▶ **Activity**
Which of the lines below hold the word "true"? Pull each of them out.

--- Data for this exercise ---

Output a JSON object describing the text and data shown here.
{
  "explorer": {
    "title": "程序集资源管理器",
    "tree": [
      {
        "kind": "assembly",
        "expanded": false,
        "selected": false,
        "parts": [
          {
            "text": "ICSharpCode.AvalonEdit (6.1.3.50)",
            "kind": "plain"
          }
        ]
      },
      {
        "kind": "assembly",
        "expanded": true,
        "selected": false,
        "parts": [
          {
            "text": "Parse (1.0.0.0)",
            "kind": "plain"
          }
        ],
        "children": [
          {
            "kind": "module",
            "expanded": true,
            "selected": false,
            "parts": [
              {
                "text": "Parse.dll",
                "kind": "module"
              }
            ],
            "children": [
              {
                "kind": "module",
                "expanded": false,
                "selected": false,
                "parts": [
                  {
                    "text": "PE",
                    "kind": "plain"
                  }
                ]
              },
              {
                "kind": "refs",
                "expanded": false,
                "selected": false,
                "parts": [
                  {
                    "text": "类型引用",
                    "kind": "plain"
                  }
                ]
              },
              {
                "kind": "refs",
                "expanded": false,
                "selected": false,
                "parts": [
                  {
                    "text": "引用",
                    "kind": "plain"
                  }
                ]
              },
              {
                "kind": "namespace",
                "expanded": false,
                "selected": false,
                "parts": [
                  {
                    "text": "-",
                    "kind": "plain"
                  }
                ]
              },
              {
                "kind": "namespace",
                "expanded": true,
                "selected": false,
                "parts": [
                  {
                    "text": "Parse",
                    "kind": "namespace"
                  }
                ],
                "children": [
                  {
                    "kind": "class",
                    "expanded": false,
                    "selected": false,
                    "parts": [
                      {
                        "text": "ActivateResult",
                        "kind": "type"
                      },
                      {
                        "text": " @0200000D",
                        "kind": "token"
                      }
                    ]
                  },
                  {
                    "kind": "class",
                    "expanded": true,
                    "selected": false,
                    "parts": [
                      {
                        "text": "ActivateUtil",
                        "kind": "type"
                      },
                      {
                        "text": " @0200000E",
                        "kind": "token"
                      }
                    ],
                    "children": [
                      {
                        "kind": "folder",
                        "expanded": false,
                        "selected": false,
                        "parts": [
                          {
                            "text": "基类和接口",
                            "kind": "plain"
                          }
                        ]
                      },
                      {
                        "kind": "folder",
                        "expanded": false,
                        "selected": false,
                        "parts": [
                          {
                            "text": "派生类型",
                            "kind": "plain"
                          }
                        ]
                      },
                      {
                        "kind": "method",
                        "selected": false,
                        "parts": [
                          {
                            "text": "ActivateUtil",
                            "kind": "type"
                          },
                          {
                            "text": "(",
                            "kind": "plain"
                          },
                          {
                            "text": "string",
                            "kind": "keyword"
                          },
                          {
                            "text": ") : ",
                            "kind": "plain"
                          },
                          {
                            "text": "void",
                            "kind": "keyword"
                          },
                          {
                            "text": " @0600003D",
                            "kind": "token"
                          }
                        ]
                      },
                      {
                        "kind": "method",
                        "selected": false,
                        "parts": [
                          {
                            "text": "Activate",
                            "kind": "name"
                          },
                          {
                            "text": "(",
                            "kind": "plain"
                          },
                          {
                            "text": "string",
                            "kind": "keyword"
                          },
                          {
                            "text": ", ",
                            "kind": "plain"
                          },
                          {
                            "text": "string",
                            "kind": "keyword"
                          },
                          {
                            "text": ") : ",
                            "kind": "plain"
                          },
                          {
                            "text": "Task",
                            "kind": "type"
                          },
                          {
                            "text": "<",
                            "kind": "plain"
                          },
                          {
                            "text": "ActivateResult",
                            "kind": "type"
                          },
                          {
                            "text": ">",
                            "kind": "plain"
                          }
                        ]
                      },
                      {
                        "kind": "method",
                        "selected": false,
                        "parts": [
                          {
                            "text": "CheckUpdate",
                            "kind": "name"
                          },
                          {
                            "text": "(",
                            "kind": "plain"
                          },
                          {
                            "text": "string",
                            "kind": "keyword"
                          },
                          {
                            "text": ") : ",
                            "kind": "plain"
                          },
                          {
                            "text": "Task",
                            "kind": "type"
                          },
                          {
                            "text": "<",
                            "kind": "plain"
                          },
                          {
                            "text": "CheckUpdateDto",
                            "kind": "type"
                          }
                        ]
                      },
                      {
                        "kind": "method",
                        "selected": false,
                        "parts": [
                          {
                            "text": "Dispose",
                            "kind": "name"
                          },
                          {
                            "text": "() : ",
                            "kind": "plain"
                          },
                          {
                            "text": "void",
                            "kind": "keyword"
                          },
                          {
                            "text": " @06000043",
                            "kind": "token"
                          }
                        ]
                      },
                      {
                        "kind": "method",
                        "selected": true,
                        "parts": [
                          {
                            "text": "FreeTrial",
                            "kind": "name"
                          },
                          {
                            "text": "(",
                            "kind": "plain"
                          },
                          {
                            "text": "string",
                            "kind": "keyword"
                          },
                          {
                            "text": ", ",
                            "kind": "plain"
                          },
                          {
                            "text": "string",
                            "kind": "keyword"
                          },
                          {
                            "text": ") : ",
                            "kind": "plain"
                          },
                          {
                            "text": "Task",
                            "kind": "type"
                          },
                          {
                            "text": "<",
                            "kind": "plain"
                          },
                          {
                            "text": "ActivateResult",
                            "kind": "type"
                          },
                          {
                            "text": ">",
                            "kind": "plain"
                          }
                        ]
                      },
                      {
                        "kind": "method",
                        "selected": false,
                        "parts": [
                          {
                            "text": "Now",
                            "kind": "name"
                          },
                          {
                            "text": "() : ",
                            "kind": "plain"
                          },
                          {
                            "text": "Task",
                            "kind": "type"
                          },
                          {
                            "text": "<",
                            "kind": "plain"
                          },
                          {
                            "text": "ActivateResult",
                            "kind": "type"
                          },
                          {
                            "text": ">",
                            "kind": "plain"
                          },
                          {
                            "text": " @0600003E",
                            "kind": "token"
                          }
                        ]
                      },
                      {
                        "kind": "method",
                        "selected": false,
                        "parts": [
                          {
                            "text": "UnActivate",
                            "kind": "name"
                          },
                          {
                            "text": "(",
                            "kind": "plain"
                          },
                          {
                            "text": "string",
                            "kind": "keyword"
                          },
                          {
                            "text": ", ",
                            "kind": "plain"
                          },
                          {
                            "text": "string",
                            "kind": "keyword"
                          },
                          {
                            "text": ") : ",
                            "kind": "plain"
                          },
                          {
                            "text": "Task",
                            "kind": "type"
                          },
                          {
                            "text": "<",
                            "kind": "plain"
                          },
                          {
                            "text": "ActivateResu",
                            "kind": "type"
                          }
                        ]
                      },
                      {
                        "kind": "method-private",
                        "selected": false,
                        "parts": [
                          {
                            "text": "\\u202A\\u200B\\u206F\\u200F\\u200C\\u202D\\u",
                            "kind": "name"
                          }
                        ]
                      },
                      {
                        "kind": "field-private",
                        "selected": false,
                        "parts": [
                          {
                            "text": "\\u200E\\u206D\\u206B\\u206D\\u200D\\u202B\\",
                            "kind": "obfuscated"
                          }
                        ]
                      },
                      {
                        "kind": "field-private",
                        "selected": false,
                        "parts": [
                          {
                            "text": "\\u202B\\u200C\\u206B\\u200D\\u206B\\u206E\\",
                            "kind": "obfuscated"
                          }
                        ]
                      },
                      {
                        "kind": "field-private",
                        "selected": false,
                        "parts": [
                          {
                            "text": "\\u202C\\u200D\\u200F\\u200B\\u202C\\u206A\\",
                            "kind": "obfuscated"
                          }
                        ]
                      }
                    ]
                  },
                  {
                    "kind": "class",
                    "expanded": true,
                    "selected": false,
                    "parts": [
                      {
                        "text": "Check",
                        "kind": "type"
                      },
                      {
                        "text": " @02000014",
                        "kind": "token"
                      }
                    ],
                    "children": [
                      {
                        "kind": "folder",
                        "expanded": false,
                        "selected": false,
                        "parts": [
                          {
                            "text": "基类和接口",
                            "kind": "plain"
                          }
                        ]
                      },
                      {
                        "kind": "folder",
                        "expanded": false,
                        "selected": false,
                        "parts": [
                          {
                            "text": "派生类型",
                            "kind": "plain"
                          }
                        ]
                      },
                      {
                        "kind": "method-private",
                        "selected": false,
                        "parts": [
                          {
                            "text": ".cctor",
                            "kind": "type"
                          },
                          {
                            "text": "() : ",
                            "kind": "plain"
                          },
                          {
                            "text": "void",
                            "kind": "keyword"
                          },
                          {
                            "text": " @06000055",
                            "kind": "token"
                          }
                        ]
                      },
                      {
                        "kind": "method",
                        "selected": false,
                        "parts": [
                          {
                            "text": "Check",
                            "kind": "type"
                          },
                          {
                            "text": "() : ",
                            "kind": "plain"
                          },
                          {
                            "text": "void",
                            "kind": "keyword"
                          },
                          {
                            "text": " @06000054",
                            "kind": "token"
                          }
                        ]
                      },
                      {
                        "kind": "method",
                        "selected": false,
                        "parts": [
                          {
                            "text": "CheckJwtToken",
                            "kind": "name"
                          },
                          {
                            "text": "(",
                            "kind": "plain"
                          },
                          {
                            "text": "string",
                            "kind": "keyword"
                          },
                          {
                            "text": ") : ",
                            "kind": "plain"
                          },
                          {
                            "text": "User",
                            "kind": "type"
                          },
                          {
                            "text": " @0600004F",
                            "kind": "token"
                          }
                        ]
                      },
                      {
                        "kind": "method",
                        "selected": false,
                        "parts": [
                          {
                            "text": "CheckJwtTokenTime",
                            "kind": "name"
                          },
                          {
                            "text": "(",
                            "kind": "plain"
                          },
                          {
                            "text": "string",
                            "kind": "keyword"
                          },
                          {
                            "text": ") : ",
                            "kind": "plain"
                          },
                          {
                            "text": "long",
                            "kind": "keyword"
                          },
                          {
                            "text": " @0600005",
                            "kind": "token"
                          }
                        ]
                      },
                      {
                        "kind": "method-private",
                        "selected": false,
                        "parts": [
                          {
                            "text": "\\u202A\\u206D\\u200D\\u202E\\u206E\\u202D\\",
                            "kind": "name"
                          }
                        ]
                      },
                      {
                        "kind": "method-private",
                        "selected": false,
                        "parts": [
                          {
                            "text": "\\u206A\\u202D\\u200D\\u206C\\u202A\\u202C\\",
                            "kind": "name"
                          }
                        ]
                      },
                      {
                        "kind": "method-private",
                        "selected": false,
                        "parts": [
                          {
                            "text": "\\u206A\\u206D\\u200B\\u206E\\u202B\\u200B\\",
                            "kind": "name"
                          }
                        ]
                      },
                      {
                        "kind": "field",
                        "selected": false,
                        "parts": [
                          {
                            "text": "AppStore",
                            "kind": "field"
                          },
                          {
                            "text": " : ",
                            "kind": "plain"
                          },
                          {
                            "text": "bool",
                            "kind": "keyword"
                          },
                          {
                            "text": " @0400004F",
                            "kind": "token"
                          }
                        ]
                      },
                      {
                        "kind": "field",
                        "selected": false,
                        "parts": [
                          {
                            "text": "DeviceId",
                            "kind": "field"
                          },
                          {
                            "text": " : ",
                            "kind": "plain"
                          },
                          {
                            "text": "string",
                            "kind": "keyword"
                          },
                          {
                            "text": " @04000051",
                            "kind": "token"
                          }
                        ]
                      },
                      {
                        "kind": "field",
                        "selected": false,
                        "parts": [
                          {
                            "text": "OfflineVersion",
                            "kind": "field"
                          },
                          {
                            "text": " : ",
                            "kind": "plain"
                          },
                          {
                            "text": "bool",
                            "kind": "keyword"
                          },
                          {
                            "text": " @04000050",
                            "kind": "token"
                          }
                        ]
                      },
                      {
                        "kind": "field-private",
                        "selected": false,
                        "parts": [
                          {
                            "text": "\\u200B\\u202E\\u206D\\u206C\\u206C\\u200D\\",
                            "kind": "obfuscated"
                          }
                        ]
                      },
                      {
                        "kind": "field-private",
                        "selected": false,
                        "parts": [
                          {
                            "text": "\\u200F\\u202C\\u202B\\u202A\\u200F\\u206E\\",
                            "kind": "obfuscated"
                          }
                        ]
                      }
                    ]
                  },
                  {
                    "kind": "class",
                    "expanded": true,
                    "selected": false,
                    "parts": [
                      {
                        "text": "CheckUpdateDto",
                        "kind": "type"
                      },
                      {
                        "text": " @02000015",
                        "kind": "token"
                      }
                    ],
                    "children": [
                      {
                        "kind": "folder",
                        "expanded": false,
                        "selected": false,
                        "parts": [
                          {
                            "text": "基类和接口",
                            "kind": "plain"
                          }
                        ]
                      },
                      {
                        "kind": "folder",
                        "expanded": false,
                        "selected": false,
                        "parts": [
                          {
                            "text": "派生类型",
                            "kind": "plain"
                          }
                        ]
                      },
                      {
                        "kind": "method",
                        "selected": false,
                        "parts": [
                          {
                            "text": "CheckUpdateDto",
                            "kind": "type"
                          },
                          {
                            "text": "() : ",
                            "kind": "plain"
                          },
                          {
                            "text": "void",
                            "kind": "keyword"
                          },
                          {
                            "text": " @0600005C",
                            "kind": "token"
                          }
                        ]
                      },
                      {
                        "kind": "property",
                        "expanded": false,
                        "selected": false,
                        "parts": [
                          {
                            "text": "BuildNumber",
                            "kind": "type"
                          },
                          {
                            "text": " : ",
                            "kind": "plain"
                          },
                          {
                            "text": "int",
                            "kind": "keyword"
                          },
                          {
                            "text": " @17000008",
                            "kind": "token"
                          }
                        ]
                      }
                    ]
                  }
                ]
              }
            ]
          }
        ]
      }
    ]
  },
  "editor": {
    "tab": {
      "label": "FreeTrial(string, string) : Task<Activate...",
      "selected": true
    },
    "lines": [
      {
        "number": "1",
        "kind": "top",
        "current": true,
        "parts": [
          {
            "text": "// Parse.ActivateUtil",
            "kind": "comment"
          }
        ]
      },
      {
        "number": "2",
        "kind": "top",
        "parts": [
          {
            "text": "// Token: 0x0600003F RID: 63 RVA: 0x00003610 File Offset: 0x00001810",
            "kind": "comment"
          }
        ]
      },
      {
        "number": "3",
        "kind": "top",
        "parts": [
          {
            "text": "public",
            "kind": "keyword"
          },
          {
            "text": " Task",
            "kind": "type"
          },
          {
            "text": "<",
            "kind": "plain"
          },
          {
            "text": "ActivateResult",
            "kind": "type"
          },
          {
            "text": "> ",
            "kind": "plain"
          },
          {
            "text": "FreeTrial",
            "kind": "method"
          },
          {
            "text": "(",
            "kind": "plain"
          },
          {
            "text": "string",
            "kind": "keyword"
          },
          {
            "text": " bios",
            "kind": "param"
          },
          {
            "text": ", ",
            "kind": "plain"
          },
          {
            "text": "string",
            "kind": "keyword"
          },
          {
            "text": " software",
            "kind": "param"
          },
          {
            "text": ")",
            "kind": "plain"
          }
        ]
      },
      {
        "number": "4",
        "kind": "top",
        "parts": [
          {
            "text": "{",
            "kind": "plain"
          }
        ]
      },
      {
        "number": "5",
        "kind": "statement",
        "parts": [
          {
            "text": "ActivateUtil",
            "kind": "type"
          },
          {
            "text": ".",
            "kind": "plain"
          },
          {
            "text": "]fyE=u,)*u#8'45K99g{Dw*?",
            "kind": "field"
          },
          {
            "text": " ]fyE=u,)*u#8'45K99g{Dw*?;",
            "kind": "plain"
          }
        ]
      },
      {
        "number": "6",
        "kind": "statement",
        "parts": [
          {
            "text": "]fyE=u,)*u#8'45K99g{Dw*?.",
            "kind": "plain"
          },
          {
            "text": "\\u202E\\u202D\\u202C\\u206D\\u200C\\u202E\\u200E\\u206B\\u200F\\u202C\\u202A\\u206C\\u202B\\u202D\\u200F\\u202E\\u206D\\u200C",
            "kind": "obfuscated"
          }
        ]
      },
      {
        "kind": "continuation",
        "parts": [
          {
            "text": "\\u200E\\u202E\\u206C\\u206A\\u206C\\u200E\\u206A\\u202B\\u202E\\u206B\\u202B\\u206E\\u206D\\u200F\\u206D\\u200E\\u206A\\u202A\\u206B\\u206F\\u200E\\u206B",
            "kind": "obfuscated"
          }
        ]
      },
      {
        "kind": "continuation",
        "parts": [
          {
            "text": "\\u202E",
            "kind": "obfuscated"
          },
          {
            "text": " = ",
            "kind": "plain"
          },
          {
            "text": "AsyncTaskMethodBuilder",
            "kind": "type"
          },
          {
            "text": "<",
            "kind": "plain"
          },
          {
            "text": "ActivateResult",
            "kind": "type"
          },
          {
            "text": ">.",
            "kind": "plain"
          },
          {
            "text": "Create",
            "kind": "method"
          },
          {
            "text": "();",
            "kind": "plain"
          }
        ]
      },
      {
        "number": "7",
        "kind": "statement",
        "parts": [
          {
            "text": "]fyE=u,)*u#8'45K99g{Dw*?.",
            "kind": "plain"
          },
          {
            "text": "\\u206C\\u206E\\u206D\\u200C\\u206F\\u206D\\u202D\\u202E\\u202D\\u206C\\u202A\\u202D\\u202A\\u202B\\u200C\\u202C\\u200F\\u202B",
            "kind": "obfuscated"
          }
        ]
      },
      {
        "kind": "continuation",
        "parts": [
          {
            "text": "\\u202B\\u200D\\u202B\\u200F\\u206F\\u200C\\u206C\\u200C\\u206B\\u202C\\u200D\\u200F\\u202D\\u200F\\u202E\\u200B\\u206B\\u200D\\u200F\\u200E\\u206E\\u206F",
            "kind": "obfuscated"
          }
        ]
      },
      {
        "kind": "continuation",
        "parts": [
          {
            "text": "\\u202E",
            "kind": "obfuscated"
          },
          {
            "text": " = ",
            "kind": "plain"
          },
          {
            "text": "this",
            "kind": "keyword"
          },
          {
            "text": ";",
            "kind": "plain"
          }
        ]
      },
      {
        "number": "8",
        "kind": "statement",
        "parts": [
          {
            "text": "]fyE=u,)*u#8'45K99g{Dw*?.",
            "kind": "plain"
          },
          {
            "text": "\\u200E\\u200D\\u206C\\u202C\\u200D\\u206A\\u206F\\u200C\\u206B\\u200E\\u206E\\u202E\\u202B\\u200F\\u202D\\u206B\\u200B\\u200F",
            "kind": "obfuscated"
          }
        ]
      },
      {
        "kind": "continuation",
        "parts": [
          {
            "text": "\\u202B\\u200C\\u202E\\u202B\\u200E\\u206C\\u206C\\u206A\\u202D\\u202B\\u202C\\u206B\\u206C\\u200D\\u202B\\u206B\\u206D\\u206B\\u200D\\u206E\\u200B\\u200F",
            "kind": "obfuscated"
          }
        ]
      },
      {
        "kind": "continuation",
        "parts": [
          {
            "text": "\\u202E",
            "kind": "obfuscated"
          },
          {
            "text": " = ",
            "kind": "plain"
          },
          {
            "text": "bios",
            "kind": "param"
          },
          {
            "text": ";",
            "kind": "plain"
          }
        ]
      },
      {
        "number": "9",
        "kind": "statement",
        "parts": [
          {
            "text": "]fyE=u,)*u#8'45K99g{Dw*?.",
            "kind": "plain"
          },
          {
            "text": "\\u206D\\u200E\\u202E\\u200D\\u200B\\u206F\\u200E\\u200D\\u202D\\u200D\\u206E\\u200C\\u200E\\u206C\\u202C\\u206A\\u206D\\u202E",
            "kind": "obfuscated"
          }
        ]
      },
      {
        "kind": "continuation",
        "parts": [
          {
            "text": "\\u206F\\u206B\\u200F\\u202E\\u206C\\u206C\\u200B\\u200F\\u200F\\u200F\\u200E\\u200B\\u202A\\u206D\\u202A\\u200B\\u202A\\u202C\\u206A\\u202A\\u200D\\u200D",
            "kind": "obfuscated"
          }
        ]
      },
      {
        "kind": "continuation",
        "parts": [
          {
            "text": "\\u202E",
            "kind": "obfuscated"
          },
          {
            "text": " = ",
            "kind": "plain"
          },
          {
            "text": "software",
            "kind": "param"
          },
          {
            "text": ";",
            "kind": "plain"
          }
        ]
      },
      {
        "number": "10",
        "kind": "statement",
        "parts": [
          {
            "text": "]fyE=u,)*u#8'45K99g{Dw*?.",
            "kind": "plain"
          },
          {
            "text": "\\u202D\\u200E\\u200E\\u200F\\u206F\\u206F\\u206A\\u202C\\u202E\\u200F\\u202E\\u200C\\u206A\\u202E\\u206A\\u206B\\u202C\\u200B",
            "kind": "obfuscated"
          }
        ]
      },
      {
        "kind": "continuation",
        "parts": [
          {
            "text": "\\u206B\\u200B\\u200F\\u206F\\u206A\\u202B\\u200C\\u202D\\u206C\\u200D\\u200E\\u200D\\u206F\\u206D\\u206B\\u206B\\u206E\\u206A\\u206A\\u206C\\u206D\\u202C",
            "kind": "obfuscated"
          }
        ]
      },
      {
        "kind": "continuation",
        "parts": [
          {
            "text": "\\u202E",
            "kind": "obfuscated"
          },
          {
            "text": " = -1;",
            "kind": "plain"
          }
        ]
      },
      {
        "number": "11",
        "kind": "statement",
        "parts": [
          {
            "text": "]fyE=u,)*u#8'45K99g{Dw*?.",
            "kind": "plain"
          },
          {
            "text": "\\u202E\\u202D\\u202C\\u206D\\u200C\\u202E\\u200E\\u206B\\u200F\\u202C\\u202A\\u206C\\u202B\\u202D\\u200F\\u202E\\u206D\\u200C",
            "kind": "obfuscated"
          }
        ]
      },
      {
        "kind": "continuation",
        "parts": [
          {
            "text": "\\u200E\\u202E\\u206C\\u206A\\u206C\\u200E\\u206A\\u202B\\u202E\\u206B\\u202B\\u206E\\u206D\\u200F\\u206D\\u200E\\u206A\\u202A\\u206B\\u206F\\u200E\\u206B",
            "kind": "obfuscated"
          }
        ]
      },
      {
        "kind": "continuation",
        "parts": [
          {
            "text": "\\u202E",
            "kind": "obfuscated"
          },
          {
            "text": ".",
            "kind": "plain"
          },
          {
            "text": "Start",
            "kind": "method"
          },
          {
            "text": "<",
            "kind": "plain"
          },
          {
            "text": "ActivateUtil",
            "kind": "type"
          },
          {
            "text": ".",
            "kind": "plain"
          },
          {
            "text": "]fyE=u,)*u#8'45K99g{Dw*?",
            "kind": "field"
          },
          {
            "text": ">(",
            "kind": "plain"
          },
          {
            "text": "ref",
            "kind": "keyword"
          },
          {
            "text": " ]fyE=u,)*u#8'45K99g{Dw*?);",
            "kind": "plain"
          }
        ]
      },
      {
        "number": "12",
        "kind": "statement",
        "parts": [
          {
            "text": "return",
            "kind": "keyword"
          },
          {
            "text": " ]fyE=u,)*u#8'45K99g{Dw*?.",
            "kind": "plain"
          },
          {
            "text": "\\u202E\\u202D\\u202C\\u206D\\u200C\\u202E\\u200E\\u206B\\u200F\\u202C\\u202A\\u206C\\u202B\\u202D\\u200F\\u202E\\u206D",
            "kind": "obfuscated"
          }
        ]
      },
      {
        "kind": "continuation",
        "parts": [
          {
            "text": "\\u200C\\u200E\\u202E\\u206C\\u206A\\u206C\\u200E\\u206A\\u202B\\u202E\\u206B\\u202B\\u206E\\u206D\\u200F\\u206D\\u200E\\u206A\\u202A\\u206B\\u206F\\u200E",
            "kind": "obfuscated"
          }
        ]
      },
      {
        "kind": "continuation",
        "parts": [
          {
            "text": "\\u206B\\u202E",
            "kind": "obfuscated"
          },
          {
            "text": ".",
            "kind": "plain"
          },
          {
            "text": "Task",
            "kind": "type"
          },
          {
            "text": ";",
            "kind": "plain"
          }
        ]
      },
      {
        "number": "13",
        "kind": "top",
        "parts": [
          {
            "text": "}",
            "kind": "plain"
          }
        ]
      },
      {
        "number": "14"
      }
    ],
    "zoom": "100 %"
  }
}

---

▶ **Answer area**
        "expanded": true,
            "expanded": true,
                "expanded": true,
                    "expanded": true,
                        "selected": true,
                    "expanded": true,
                    "expanded": true,
      "selected": true
        "current": true,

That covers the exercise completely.